In the same way, the relevant authorities in destination countries (for example, law enforcement agencies and local governments) could share information about trends they come across with their Ministries of Foreign Affairs. That way, embassies and consulates can look out for these trends during the visa process.

More about trends and statistics.

Involve all relevant organisations in identifying signs

Signs of THB for labour exploitation can come from many different sources and can be detected in many ways. For example, churches could come into contact with possible victims of THB for labour exploitation that may not otherwise come to the attention of the authorities.

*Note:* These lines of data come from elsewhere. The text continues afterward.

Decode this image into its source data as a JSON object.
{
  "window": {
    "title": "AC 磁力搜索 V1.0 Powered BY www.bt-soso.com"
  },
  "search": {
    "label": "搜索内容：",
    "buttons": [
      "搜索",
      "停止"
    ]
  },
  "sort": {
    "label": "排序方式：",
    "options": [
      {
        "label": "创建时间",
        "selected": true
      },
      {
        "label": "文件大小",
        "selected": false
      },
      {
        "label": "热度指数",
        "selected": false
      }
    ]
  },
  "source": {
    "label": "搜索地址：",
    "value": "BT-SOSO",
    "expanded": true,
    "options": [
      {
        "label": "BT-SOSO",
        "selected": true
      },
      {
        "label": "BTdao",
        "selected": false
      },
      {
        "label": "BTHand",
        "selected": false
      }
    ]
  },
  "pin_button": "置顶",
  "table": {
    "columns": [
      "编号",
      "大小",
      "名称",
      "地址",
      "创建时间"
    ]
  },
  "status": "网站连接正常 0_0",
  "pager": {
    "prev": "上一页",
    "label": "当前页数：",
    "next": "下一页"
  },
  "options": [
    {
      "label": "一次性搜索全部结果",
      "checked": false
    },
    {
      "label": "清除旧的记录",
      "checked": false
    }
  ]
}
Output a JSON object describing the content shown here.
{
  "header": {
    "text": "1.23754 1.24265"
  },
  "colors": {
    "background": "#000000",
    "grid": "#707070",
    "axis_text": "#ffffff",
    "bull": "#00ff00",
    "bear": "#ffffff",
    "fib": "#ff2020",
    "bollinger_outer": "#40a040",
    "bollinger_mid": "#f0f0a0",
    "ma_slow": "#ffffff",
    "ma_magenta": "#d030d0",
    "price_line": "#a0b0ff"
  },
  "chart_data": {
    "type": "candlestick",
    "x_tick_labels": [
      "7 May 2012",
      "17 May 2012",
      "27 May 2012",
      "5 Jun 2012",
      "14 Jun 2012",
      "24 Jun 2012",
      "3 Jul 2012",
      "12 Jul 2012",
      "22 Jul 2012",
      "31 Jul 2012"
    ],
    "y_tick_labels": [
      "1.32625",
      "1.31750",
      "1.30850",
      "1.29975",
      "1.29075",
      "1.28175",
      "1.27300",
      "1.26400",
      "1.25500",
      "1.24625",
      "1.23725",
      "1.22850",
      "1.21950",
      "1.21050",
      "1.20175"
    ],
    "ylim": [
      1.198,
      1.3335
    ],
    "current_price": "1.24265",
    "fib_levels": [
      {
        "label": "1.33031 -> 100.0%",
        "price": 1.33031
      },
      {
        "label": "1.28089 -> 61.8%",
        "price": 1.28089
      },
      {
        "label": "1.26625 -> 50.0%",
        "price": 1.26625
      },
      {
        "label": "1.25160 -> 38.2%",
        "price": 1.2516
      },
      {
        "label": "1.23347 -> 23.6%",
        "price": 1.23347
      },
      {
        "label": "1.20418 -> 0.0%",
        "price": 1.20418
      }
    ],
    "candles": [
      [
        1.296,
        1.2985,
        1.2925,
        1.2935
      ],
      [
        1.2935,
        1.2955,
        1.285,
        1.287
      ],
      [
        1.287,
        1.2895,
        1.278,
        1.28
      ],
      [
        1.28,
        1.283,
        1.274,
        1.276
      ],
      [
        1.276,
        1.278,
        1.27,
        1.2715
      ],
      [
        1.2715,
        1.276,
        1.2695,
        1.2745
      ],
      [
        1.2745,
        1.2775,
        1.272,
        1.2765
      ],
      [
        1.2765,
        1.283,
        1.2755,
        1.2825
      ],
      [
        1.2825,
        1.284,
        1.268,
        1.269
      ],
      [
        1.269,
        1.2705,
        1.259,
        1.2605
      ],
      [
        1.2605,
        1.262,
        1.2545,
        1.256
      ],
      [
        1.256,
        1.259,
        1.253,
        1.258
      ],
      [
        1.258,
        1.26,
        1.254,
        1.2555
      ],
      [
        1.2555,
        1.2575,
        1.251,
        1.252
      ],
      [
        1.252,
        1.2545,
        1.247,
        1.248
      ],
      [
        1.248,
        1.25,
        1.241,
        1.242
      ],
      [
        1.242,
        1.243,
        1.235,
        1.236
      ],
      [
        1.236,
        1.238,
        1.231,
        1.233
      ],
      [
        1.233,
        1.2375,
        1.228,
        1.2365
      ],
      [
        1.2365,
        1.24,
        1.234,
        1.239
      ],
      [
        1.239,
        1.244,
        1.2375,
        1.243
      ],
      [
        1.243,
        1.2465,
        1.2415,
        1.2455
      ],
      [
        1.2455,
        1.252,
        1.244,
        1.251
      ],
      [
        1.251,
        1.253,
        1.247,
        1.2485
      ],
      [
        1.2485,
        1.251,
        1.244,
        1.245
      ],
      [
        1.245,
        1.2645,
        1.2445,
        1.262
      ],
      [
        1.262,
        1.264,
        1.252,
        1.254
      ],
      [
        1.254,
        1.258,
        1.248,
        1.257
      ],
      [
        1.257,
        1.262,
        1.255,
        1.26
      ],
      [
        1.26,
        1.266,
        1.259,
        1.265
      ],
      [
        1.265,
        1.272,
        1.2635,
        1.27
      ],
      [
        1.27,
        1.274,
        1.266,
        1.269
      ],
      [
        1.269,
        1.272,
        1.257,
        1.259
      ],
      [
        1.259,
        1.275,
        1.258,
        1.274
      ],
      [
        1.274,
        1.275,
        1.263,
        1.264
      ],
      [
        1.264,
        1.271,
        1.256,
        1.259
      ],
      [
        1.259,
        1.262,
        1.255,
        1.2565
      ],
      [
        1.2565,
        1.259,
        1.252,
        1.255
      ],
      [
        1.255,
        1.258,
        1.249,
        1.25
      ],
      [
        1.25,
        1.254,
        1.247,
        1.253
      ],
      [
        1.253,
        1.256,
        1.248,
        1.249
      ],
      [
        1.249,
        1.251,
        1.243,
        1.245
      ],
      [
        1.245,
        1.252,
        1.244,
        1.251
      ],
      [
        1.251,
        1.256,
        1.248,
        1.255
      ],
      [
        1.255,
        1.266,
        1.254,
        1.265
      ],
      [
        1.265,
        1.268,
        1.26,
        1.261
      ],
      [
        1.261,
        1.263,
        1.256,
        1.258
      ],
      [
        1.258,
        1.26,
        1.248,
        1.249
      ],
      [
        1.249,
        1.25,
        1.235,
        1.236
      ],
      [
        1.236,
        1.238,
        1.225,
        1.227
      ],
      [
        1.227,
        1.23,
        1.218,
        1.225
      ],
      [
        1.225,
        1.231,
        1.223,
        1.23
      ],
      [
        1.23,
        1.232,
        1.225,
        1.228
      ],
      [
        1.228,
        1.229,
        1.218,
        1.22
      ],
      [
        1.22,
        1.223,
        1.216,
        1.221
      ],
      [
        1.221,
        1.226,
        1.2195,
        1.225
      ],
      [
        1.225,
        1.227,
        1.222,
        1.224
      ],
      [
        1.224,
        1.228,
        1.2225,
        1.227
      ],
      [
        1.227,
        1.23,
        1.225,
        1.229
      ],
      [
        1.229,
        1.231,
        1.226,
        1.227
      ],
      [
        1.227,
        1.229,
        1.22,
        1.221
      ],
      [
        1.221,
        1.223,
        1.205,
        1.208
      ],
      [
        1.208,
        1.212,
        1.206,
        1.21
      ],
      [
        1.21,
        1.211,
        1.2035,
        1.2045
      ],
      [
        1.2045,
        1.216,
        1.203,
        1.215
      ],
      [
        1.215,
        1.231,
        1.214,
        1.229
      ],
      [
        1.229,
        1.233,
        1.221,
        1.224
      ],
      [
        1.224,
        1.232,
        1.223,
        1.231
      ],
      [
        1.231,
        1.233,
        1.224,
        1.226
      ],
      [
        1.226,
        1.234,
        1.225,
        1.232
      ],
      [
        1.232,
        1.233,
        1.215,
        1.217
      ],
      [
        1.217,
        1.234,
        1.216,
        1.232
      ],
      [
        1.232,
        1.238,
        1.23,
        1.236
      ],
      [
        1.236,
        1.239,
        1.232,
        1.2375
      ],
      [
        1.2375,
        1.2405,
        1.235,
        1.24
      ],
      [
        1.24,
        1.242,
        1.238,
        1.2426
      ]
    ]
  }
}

Signs could also be picked up by looking closely at the paperwork that individuals or organisations have to submit to government agencies during certain procedures. It is therefore important to consider which organisations could contribute when signs of THB are collected. A list of organisations and activities during which they could detect signs of THB for labour exploitation is available on this website.

For example, in Luxembourg, a victim of THB for labour exploitation was identified by school teachers.

Another example of information exchange is the Government Agencies Intelligence Network (GAIN) in England and Wales. The GAIN network facilitates the exchange of information between public sector enforcement agencies. Read more about what makes the GAIN network successful.

Inform professionals - and the general public - where to report signs

Procedures for the collection of signs of THB for labour exploitation need to be communicated well, so that people know where they can report those signs. This is important for reporting within organisations and from those organisations to the central collection point. Read more about raising awareness amongst professionals.

If citizens come across signs of THB for labour exploitation, they should be able to easily find a phone number to report these signs, for example through a website. The number could be a THB helpline, the general police number or a number to report crime anonymously. Read more about raising awareness amongst the general public.

Provide feedback on the signs reported

It is important to let the organisations that have reported signs know what has happened with those signs. For example, whether they have led to an investigation. This will show these organisations that their efforts are appreciated. It may help to keep them committed to identifying THB for labour exploitation.